* [Instructions for the task] Wherever the string "selected" shows up in the records below, return that line.

* [Data shown]
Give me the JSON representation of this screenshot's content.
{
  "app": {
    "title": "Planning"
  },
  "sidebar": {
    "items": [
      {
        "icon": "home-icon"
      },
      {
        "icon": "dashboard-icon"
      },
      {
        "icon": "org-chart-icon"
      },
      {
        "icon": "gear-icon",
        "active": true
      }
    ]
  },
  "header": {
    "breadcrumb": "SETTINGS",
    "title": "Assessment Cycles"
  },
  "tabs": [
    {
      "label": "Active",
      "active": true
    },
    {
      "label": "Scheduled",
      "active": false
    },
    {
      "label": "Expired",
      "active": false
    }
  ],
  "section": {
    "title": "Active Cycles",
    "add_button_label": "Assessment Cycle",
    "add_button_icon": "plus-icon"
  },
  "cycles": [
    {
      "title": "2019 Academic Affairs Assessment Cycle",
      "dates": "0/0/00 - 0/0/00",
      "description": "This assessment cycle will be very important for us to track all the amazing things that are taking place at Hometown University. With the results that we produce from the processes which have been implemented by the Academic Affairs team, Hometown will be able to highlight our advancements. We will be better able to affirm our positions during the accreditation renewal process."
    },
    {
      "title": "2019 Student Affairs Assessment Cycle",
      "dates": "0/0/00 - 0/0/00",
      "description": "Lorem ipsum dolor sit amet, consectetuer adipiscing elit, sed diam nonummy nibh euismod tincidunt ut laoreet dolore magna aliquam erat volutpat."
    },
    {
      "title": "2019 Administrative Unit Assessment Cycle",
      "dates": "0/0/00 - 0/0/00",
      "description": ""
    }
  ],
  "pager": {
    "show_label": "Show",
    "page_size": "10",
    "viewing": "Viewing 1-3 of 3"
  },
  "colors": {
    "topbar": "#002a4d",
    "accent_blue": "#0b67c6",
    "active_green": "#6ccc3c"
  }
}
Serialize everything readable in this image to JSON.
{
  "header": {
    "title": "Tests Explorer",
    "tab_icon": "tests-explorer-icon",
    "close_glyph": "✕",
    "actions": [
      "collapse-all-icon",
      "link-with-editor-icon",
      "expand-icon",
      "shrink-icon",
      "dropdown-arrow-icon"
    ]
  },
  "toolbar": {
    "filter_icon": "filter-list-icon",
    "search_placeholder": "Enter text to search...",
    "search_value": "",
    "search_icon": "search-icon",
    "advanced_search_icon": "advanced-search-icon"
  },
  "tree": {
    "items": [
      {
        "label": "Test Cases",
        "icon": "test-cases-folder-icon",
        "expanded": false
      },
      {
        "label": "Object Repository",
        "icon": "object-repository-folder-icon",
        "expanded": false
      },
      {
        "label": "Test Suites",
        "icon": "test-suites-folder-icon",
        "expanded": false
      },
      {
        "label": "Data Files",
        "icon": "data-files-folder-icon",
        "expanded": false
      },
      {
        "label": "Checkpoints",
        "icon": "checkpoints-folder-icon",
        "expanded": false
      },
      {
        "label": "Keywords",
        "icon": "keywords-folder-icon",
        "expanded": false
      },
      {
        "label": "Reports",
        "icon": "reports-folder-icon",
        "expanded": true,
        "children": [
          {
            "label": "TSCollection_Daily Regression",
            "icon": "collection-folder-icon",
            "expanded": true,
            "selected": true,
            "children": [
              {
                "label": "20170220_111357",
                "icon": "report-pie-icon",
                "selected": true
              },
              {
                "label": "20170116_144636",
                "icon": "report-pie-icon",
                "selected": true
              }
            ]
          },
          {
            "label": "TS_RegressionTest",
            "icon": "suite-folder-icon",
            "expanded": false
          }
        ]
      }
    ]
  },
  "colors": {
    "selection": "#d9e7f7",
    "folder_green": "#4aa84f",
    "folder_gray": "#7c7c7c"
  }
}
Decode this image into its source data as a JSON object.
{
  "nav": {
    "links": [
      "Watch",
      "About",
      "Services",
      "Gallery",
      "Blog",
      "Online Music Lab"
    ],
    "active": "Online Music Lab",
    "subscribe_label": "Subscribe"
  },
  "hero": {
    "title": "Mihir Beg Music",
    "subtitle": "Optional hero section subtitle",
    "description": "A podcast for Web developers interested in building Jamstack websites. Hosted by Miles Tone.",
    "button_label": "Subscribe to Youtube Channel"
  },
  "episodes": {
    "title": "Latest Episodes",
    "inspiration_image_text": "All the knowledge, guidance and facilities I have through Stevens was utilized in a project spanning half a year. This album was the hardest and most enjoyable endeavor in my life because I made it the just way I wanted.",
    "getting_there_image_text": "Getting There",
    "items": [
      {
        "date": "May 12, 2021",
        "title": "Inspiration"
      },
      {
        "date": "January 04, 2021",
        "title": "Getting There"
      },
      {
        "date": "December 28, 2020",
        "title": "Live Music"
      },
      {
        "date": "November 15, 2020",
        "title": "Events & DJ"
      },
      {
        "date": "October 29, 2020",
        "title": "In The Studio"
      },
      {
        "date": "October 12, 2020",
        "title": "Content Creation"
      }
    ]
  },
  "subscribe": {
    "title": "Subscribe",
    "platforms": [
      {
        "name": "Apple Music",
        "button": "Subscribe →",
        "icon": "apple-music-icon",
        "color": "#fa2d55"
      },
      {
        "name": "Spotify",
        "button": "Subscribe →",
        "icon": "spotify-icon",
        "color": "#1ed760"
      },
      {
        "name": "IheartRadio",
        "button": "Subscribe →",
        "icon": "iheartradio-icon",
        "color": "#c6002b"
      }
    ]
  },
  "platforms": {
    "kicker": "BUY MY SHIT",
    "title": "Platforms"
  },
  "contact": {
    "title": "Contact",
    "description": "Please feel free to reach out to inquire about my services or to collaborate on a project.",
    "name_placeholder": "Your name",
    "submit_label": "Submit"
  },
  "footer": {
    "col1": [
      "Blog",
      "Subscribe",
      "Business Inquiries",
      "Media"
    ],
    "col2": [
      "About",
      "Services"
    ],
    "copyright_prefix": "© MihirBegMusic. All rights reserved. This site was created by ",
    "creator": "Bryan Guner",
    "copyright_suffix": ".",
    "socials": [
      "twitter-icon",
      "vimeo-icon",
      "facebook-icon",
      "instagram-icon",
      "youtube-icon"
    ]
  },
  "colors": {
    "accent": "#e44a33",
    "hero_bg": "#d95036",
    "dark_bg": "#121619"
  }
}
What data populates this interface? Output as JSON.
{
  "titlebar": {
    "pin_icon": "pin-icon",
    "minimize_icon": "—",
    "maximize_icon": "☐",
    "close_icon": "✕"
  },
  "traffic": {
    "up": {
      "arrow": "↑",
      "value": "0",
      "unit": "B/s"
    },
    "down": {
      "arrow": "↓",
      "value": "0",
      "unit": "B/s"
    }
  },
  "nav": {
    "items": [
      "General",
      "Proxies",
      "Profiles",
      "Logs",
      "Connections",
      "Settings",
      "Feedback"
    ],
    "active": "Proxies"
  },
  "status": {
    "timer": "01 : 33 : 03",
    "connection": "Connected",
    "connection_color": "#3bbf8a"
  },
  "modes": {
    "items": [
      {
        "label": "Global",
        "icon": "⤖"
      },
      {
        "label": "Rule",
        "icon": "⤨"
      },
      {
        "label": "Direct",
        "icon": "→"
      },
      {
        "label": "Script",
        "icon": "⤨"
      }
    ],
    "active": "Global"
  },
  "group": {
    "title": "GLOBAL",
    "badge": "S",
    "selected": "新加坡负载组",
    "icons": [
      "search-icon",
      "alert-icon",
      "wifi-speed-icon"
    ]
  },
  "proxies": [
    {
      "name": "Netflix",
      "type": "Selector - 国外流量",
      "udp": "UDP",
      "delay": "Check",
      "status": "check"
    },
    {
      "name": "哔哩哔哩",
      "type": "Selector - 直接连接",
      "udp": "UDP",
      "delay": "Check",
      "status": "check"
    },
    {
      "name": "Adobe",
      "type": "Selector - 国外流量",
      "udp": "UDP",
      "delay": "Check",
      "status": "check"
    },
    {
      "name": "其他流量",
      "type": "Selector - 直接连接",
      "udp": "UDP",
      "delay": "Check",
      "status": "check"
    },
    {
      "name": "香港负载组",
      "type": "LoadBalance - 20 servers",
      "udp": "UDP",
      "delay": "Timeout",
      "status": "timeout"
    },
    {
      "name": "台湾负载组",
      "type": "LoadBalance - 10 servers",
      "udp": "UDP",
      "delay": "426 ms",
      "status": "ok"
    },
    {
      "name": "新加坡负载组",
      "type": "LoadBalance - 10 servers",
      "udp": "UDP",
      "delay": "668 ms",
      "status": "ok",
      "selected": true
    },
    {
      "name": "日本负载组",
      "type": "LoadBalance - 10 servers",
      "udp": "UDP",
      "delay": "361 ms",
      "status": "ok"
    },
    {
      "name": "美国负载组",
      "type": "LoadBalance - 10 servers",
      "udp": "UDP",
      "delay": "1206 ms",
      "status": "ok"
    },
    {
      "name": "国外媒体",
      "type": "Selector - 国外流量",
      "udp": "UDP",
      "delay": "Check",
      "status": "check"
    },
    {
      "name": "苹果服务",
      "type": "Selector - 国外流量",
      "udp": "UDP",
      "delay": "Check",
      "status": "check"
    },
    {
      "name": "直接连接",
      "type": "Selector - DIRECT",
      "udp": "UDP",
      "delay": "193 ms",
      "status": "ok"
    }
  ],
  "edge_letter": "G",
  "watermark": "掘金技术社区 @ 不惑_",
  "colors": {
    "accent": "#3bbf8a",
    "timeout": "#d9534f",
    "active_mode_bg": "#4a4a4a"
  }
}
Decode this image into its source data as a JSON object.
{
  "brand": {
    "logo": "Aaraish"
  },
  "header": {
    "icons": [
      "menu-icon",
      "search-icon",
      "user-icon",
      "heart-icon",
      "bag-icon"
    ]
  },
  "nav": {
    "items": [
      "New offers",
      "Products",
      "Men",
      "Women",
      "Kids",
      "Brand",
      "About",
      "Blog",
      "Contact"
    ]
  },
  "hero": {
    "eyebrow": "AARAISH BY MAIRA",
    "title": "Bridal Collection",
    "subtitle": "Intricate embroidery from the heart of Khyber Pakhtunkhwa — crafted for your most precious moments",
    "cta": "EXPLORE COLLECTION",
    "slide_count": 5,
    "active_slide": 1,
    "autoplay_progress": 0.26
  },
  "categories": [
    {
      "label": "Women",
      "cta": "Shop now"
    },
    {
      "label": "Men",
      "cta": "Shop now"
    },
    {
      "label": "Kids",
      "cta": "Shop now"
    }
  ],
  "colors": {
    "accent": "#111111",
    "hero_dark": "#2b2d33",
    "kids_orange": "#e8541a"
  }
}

* [Reply]
            "selected": true,
                "selected": true
                "selected": true
    "selected": "新加坡负载组",
      "selected": true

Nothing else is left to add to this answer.